Fines and Penalties imposed by data protection authorities within the EU
It’s been a little over a year since the EU General Data Protection Regulation (GDPR) came into force, but with that it has been clear that dealing with data breaches has become a norm for EU protection authorities.
According to the European Data Protection Board, the majority of the cases were related to complaints, notably 94.622, while 64.684 were initiated on the basis of data breach notification by the controller.
In the list provided by the GDPR Enforcement Tracker, 16 EU countries have already imposed fines and penalties, roughly totalling to €51,980,118 with the highest fines coming out of France, Portugal and Spain. The highest vast majority of that total comes from the €50 million fine France’s CNILissued to Google in January 2019.
The CNIL’s sanction is based on three key problem areas:
- Lack of transparency: The CNIL has argued that relevant information is not easily accessible to Google’s users because it is scattered and hidden.
- Deficiencies in information: According to the CNIL, there is a vagueness and ambiguity in the drafting of basic information around data processing.
- Lack of consent: A lack of legal basis for the processing of data for personalised advertisements is included in the deficiencies already described, since the CNIL considers that the information provided to the user in this sense is not sufficient. In addition, the withdrawal options are neither clear nor easy to access, and consent is marked by default, without the user’s positive action.
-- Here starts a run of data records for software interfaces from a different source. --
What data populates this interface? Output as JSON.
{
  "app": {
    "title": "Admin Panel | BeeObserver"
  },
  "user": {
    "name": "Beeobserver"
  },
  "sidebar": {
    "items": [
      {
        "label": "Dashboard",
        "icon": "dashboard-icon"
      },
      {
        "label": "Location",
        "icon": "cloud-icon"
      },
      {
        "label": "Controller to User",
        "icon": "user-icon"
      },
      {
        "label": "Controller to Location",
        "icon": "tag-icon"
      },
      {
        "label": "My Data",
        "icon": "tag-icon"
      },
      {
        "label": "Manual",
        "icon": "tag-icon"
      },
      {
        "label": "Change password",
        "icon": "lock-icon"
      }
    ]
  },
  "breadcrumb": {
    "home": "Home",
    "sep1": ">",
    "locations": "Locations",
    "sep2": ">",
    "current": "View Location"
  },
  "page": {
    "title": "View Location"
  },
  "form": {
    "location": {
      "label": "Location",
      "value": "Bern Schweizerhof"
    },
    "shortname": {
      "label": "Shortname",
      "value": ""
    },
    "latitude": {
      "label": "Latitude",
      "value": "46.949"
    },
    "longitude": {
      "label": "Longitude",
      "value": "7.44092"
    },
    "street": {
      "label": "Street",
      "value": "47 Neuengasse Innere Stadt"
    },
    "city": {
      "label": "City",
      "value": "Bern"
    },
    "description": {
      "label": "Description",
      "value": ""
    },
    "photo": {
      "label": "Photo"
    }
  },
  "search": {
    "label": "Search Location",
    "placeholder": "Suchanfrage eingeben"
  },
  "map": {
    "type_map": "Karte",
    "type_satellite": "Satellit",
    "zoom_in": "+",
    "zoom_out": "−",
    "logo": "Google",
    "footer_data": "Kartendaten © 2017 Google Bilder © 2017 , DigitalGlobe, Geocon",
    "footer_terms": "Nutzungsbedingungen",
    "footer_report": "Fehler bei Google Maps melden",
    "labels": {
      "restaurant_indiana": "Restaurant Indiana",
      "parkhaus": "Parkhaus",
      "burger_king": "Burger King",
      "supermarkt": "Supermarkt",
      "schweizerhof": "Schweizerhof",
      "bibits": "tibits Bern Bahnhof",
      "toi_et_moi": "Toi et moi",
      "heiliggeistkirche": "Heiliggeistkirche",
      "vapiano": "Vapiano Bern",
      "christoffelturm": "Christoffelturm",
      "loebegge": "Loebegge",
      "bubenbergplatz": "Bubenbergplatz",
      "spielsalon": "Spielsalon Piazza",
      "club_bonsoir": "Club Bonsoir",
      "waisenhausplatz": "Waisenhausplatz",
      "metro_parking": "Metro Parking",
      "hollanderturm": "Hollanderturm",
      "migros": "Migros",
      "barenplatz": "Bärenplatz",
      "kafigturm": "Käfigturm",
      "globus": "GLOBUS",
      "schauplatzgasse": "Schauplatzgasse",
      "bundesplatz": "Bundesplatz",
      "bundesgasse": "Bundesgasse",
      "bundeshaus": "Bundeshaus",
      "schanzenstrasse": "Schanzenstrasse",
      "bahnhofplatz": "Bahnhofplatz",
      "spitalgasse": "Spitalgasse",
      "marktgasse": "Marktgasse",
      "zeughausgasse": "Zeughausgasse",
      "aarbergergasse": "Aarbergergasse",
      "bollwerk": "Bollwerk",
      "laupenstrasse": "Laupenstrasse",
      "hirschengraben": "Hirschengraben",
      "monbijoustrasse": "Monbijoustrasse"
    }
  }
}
The Portuguese Data Protection Authority (CNPD) took its first action on 17 July 2018, when it issued a €400,000 fine to a hospital because staffs, psychologists, dietitians and other professionals had access to patient data through false profiles.
The national Football League (LaLiga) was fined €250,000 by the Spanish Data Protection Authority (AEPD) for offering an app which once per minute accessed the microphone of users’ mobile phones in order to detect pubs screening football matches without paying a fee. The app did not inform users of this malpractice and did not meet the requirements for withdrawal of consent.
In the UK, the Information Commissioner’s Office (ICO) has given out numerous fines but none have yet exceeded the £500,000 maximum penalty. In October 2018, The ICO slapped Facebook with the maximum possible fine of £500,000for failing to protect users’ personal information and its role in the Cambridge Analytica scandal.